> **ASSIGNMENT**
Search the data for the string "images", and report each line where it is found.

> **DATASET EXCERPTS**
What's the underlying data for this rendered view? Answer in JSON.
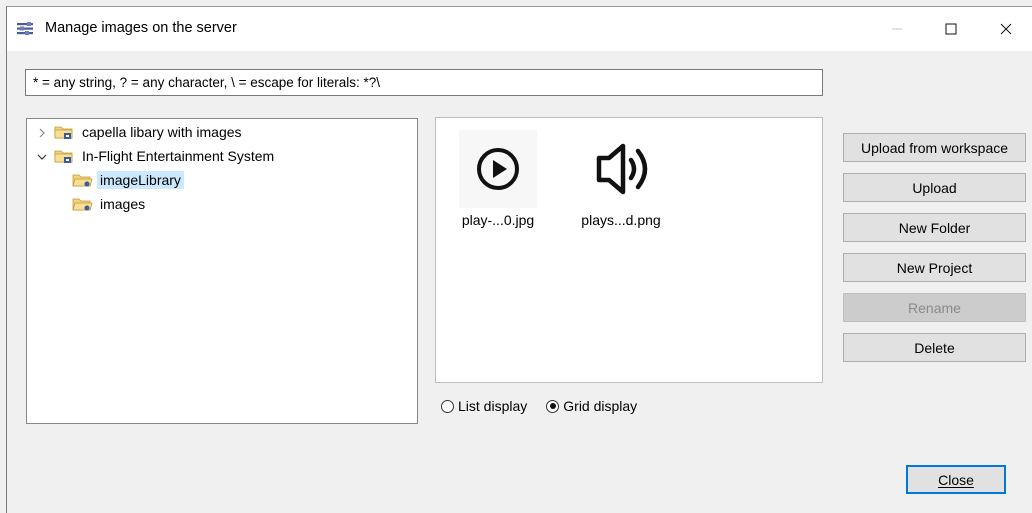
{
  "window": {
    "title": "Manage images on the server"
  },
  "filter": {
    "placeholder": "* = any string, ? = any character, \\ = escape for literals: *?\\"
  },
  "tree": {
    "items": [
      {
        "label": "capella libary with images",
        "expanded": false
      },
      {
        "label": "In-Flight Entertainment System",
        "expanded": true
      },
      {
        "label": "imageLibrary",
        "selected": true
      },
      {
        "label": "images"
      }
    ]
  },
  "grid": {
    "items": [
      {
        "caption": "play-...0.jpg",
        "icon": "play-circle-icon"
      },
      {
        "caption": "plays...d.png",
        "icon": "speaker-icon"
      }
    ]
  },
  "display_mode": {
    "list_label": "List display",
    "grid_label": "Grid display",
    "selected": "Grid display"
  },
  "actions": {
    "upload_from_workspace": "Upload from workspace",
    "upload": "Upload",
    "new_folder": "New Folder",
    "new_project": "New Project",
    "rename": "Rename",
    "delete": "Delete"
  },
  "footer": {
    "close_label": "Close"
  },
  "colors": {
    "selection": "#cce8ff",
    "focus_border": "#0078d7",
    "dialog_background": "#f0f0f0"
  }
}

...

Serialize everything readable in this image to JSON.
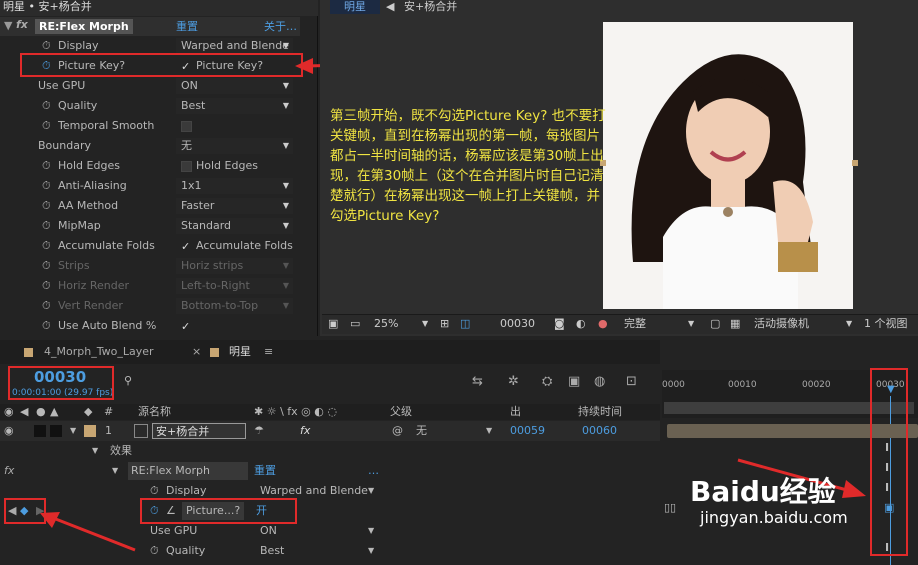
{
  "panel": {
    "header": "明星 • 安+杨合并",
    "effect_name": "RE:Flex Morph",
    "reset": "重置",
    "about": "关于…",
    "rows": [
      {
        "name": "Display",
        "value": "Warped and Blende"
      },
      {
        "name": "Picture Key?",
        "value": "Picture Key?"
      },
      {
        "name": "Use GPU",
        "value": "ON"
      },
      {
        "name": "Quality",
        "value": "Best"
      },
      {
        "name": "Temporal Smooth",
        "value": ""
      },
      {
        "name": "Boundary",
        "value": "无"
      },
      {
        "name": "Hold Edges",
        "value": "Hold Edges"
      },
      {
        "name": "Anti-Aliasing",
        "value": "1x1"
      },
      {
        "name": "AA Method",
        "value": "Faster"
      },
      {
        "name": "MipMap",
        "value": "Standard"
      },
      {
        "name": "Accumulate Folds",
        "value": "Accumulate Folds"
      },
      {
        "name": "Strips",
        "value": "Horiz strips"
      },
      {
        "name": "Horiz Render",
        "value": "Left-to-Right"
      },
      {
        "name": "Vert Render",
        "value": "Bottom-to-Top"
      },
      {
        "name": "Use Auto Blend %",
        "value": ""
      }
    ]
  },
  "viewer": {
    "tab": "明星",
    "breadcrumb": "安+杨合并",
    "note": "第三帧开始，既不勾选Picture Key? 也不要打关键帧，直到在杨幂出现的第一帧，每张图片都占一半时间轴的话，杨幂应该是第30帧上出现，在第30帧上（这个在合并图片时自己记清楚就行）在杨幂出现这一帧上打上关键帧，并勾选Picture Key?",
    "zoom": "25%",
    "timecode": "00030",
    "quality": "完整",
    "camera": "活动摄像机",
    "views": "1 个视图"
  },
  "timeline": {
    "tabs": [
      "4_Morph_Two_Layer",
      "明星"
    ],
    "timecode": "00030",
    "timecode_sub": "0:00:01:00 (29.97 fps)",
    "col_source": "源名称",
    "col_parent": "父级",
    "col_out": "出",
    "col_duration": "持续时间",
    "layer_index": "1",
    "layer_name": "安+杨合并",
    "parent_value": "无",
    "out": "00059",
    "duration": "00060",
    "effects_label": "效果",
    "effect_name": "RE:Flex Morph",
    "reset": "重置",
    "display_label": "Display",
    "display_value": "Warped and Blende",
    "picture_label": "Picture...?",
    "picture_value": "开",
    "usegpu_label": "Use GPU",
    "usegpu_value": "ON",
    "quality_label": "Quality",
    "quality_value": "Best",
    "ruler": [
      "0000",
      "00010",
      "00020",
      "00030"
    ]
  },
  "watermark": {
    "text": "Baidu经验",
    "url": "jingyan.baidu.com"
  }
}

> **RESPONSE**
    "title": "Manage images on the server"
        "label": "capella libary with images",
        "label": "images"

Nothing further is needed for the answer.